Can I Qualify for Disability Benefits with a Blood Disease?
Needless to say, blood is one of the most important components of the human body. Blood constantly pumps through our veins and arteries, supplying oxygen and delivering nutrients to bones, cells, and organs. It carries hormones and proteins, helps stave off infections, contributes to maintaining the correct internal temperature, and filters waste materials. For all of these reasons, an illness or disorder which affects the blood can have debilitating physical effects. If you are unable to work because of a hematological disorder, you may be able to qualify for monthly disability benefits. How will the SSA evaluate your claim? Our disability lawyers explain.
Meeting the Basic Requirements
The Centers for Disease Control and Prevention (CDC) report that hematological conditions are extremely common in the United States. According to CDC data, blood clots in the lungs kill 100,000 Americans on an annual basis, while another 3,000,000 carry the gene for sickle cell disease, and an additional 20,000 are hemophiliacs. As these and many other conditions can be physically devastating and prevent their sufferers from working, the Social Security Administration (SSA) offers qualified claimants monthly assistance in the form of disability benefits.
However, there are some basic criteria you’ll need to pass in order to be approved. For starters, your condition needs to meet the SSA’s blanket disability requirements. Your health issue must:
- Last or be expected to last for a period of at least 12 months, or be expected to end in death.
- Be so severe that it prevents you from working at your old job or in a new, modified capacity.
If your impairment does not meet the 12-month minimum duration requirement, or if you can easily control your symptoms with medication, your claim is extremely unlikely to succeed.
Common Blood Disorders That Can Qualify You for Monthly Benefits
If you do meet the above guidelines, you will then need to meet the requirements which are specific to your condition. In other words, the medical documentation associated with your claim must be able to prove that your health problem is, in fact, classifiable as “severe.” The criteria for severity are contained within the Listing of Impairments, sometimes referred to as “the Blue Book.”
The Listing is divided by general category, with Section 7.00 devoted to hematological disorders. The conditions currently covered by Section 7.00 are:
- Chronic Anemia — Section 7.02
- Sickle Cell Disease (“or one of its variants”) — 7.05
- Chronic Thrombocytopenia — 7.06
- Hereditary Telangiectasia — 7.07
- Coagulation Defects (“hemophilia or a similar disorder”) — 7.08
- Polycythemia Vera — 7.09
- Myelofibrosis — 7.10
- Chronic Granulocytopenia — 7.15
- Aplastic Anemias (“with bone marrow or stem cell transplantation) — 7.17
There is no Section 7.03, 7.04, 7.11 through 7.14, or 7.16. The above list reflects Section 7.00 in its entirety.

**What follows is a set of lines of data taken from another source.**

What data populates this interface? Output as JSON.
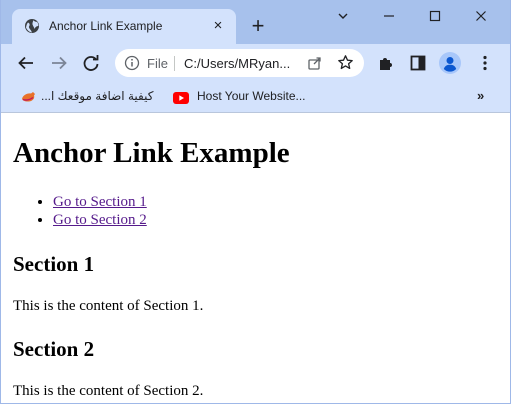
{
  "browser": {
    "tab": {
      "title": "Anchor Link Example",
      "close_glyph": "×"
    },
    "new_tab_glyph": "+",
    "omnibox": {
      "scheme": "File",
      "url": "C:/Users/MRyan..."
    },
    "bookmarks": [
      {
        "label": "كيفية اضافة موقعك ا...",
        "icon": "bookmark-favicon"
      },
      {
        "label": "Host Your Website...",
        "icon": "youtube-icon"
      }
    ],
    "bookmarks_more": "»",
    "colors": {
      "tab_strip": "#a7c1ec",
      "toolbar": "#d3e2fc",
      "link_visited": "#551a8b"
    }
  },
  "page": {
    "heading": "Anchor Link Example",
    "links": [
      {
        "label": "Go to Section 1"
      },
      {
        "label": "Go to Section 2"
      }
    ],
    "sections": [
      {
        "title": "Section 1",
        "content": "This is the content of Section 1."
      },
      {
        "title": "Section 2",
        "content": "This is the content of Section 2."
      }
    ]
  }
}
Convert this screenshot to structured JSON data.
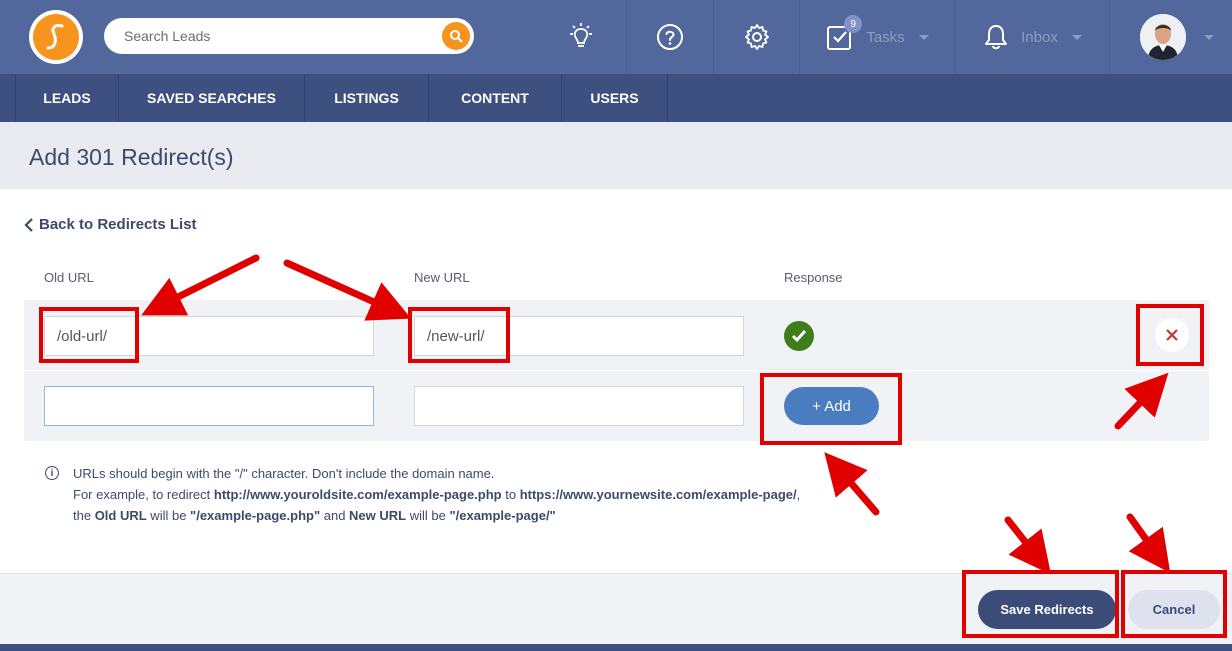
{
  "header": {
    "search_placeholder": "Search Leads",
    "tasks_label": "Tasks",
    "tasks_badge": "9",
    "inbox_label": "Inbox"
  },
  "nav": {
    "items": [
      {
        "label": "LEADS"
      },
      {
        "label": "SAVED SEARCHES"
      },
      {
        "label": "LISTINGS"
      },
      {
        "label": "CONTENT"
      },
      {
        "label": "USERS"
      }
    ]
  },
  "page": {
    "title": "Add 301 Redirect(s)",
    "back_link": "Back to Redirects List"
  },
  "table": {
    "col_old": "Old URL",
    "col_new": "New URL",
    "col_response": "Response",
    "rows": [
      {
        "old": "/old-url/",
        "new": "/new-url/"
      },
      {
        "old": "",
        "new": ""
      }
    ],
    "add_label": "+ Add"
  },
  "info": {
    "line1": "URLs should begin with the \"/\" character. Don't include the domain name.",
    "line2_a": "For example, to redirect ",
    "line2_b": "http://www.youroldsite.com/example-page.php",
    "line2_c": " to ",
    "line2_d": "https://www.yournewsite.com/example-page/",
    "line2_e": ",",
    "line3_a": "the ",
    "line3_b": "Old URL",
    "line3_c": " will be ",
    "line3_d": "\"/example-page.php\"",
    "line3_e": " and ",
    "line3_f": "New URL",
    "line3_g": " will be ",
    "line3_h": "\"/example-page/\""
  },
  "footer": {
    "save_label": "Save Redirects",
    "cancel_label": "Cancel"
  },
  "colors": {
    "header_bg": "#52689c",
    "nav_bg": "#3d5080",
    "accent": "#f7941d",
    "success": "#3e7d1a",
    "annotation": "#e00000"
  }
}
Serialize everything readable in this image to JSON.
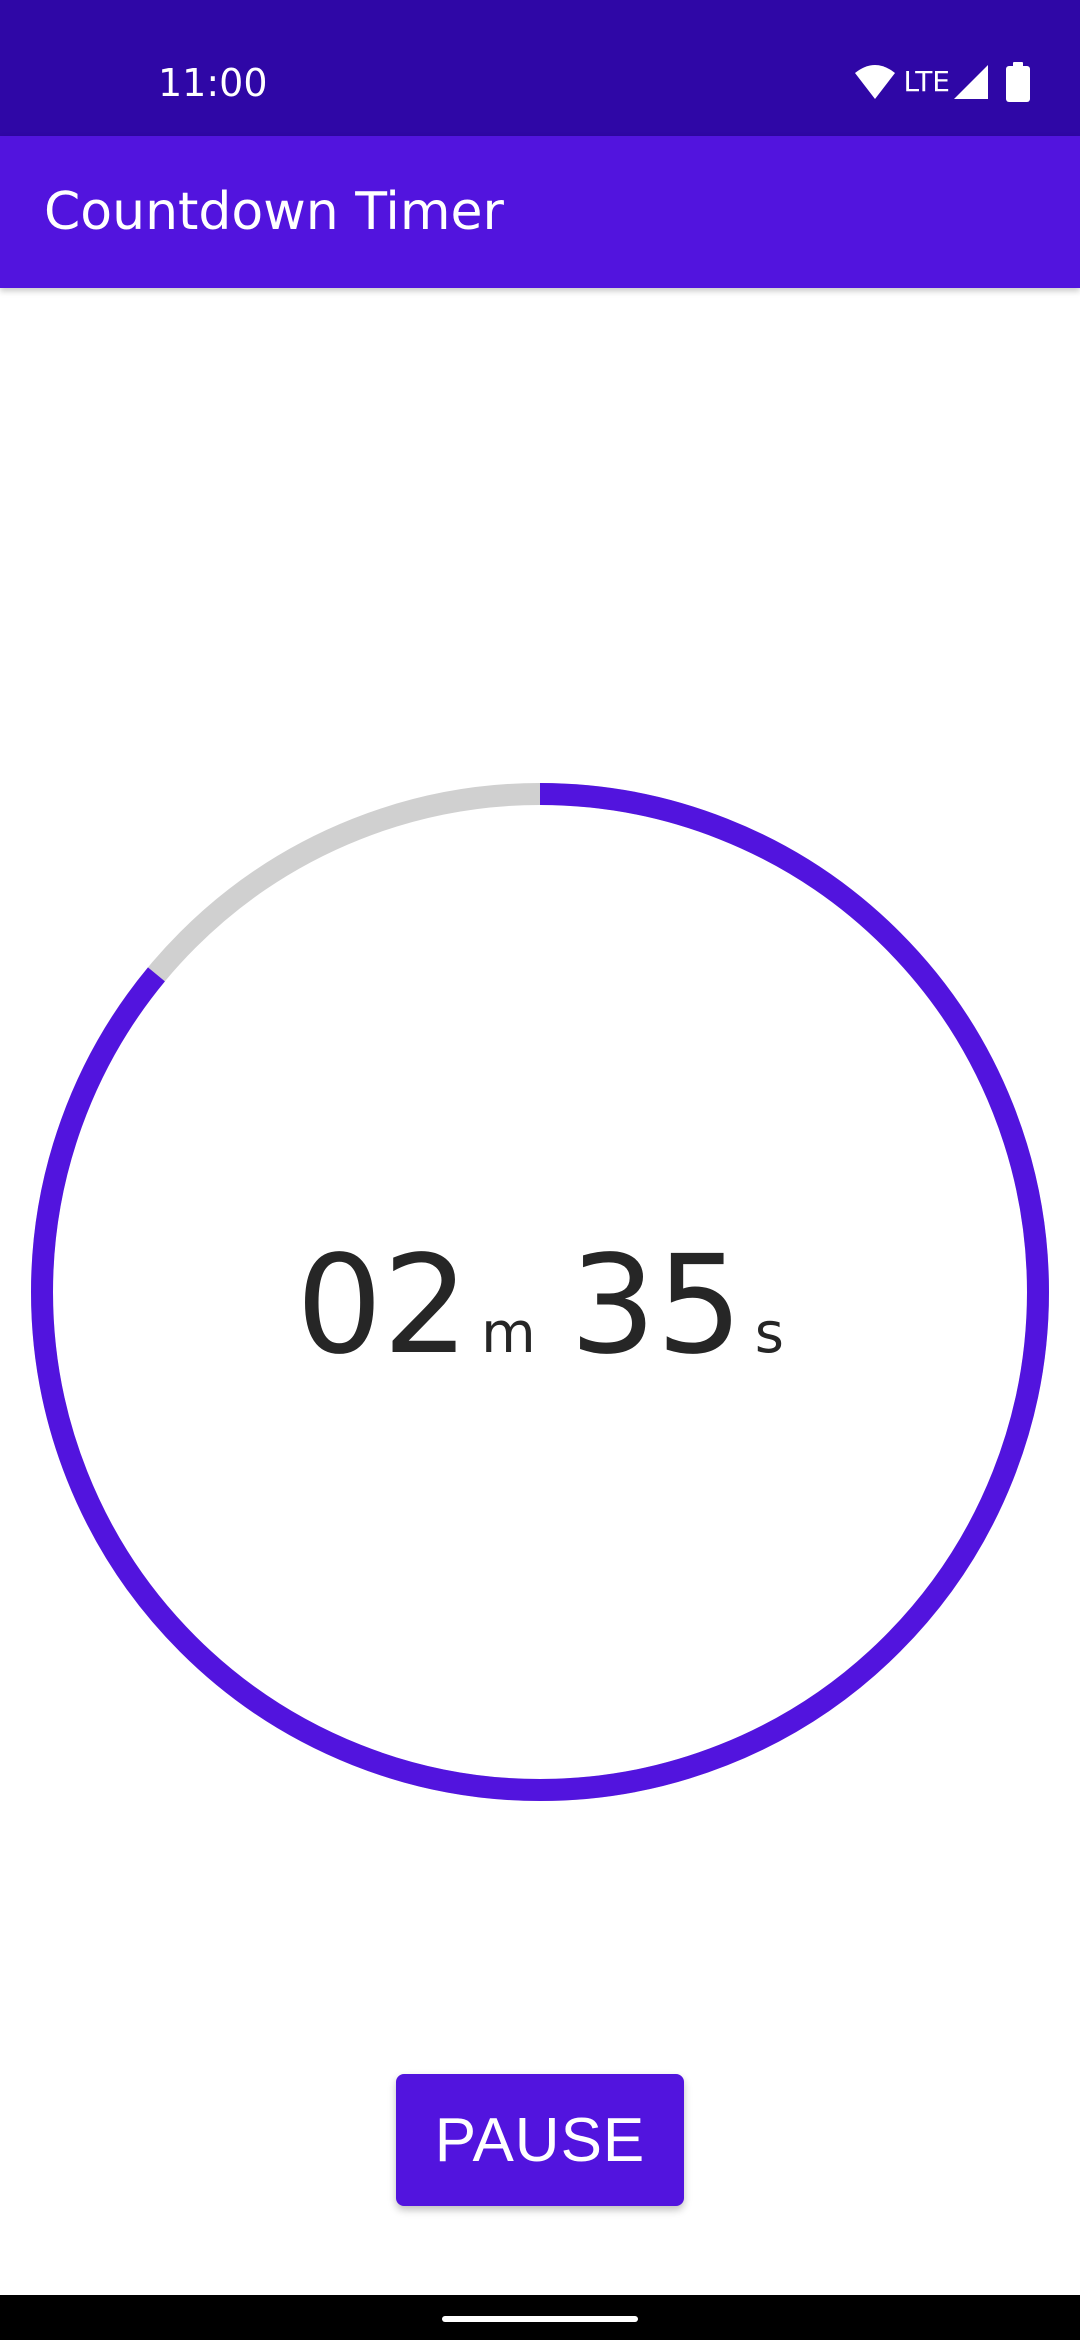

However, if you have a rare disease which is not included in the Blue Book, you could still potentially qualify based on the SSA’s Compassionate Allowances program (CAL). You can also qualify without being covered in the Listing through a medical-vocational allowance.
Returning to those conditions which are in the Listing, each comes with its own set of criteria which applicants must meet. For example, if you are filing a claim based on chronic anemia (“hematocrit persisting at 30% or less”), you must need a blood transfusion at least once every two months on average; or, if this is not the case, your anemia will then be evaluated for the “resulting impairment under criteria for the affected body system.”
You can read the full text of the SSA’s blood disorder guidelines here.
Unfortunately for claimants, being approved is extremely difficult. The majority of applications are denied at the initial stage, and success rates plummet even lower during the appeals process. An experienced and aggressive disability lawyer can help you prepare the strongest claim possible. To schedule your free, private legal consultation, call the law offices of Young, Marr, Mallis & Associates at (609) 755-3115 in New Jersey or (215) 701-6519 in Pennsylvania, or contact us online.